Product InformationRegistration Status: Active
MARCAIN SPINAL 0.5% HEAVY INJECTION is approved to be sold in Singapore with effective from 1991-08-04. It is marketed by DCH AURIGA SINGAPORE, with the registration number of SIN05681P.
This product contains Bupivacaine 5mg/ml in the form of INJECTION. It is approved for INTRATHECAL use.
This product is manufactured by Cenexi in FRANCE.
It is a Prescription Only Medicine that can only be obtained from a doctor or a dentist, or a pharmacist with a prescription from a Singapore-registered doctor or dentist.
A widely used local anesthetic agent. [PubChem]
For the production of local or regional anesthesia or analgesia for surgery, for oral surgery procedures, for diagnostic and therapeutic procedures, and for obstetrical procedures.
Mechanism of Action
Local anesthetics such as bupivacaine block the generation and the conduction of nerve impulses, presumably by increasing the threshold for electrical excitation in the nerve, by slowing the propagation of the nerve impulse, and by reducing the rate of rise of the action potential. Bupivacaine binds to the intracellular portion of sodium channels and blocks sodium influx into nerve cells, which prevents depolarization. In general, the progression of anesthesia is related to the diameter, myelination and conduction velocity of affected nerve fibers. Clinically, the order of loss of nerve function is as follows: (1) pain, (2) temperature, (3) touch, (4) proprioception, and (5) skeletal muscle tone. The analgesic effects of Bupivicaine are thought to potentially be due to its binding to the prostaglandin E2 receptors, subtype EP1 (PGE2EP1), which inhibits the production of prostaglandins, thereby reducing fever, inflammation, and hyperalgesia.
- The rate of systemic absorption of local anesthetics is dependent upon the total dose and concentration of drug administered, the route of administration, the vascularity of the administration site, and the presence or absence of epinephrine in the anesthetic solution.

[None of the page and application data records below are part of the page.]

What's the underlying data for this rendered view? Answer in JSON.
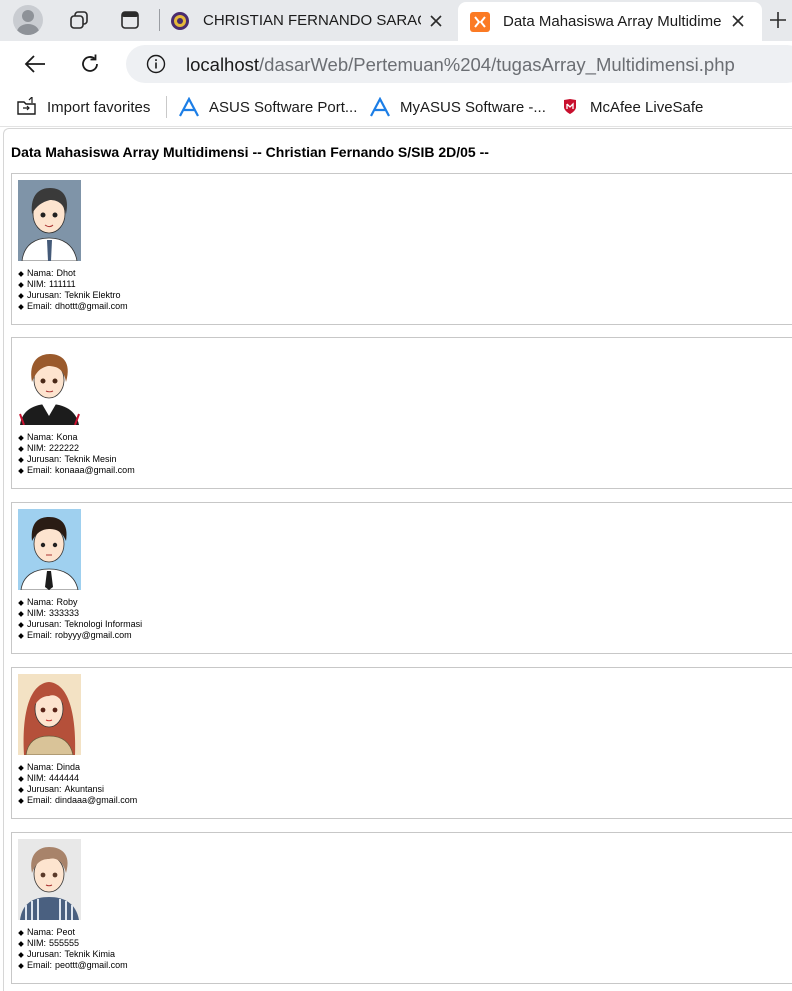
{
  "tabs": [
    {
      "title": "CHRISTIAN FERNANDO SARAGIH",
      "active": false
    },
    {
      "title": "Data Mahasiswa Array Multidimensi",
      "active": true
    }
  ],
  "address": {
    "host": "localhost",
    "path": "/dasarWeb/Pertemuan%204/tugasArray_Multidimensi.php"
  },
  "favorites": [
    {
      "label": "Import favorites",
      "icon": "import-favorites-icon"
    },
    {
      "label": "ASUS Software Port...",
      "icon": "asus-icon"
    },
    {
      "label": "MyASUS Software -...",
      "icon": "asus-icon"
    },
    {
      "label": "McAfee LiveSafe",
      "icon": "mcafee-icon"
    }
  ],
  "page": {
    "title": "Data Mahasiswa Array Multidimensi -- Christian Fernando S/SIB 2D/05 --",
    "labels": {
      "nama": "Nama:",
      "nim": "NIM:",
      "jurusan": "Jurusan:",
      "email": "Email:"
    },
    "students": [
      {
        "nama": "Dhot",
        "nim": "111111",
        "jurusan": "Teknik Elektro",
        "email": "dhottt@gmail.com",
        "photo_bg": "#7f94a8"
      },
      {
        "nama": "Kona",
        "nim": "222222",
        "jurusan": "Teknik Mesin",
        "email": "konaaa@gmail.com",
        "photo_bg": "#ffffff"
      },
      {
        "nama": "Roby",
        "nim": "333333",
        "jurusan": "Teknologi Informasi",
        "email": "robyyy@gmail.com",
        "photo_bg": "#9fd0ef"
      },
      {
        "nama": "Dinda",
        "nim": "444444",
        "jurusan": "Akuntansi",
        "email": "dindaaa@gmail.com",
        "photo_bg": "#f3e2c4"
      },
      {
        "nama": "Peot",
        "nim": "555555",
        "jurusan": "Teknik Kimia",
        "email": "peottt@gmail.com",
        "photo_bg": "#e8e8e8"
      }
    ]
  },
  "colors": {
    "tabstrip": "#e7e9ec",
    "omnibox": "#eef0f3",
    "xampp_orange": "#fb7a24",
    "asus_blue": "#1c7ee6",
    "mcafee_red": "#c8102e"
  }
}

- Amide-type local anesthetics such as bupivacaine are metabolized primarily in the liver via conjugation with glucuronic acid. The major metabolite of bupivacaine is 2,6-pipecoloxylidine, which is mainly catalyzed via cytochrome P450 3A4.
The mean seizure dosage of bupivacaine in rhesus monkeys was found to be 4.4 mg/kg with mean arterial plasma concentration of 4.5 mcg/mL. The intravenous and subcutaneous LD 50 in mice is 6 to 8 mg/kg and 38 to 54 mg/kg respectively. Recent clinical data from patients experiencing local anesthetic induced convulsions demonstrated rapid development of hypoxia, hypercarbia, and acidosis with bupivacaine within a minute of the onset of convulsions. These observations suggest that oxygen consumption and carbon dioxide production are greatly increased during local anesthetic convulsions and emphasize the importance of immediate and effective ventilation with oxygen which may avoid cardiac arrest.
(±)-bupivacaine | (RS)-bupivacaine | 1-Butyl-2',6'-pipecoloxylidide | 1-Butyl-N-(2,6-dimethylphenyl)-2-piperidinecarboxamide | Bupivacaina | Bupivacainum | dl-1-Butyl-2',6'-pipecoloxylidide | DL-Bupivacaine | racemic bupivacaine | Bupivacaine |
Source of information: Drugbank (External Link). Last updated on: 3rd July 18. *Trade Name used in the content below may not be the same as the HSA-registered product.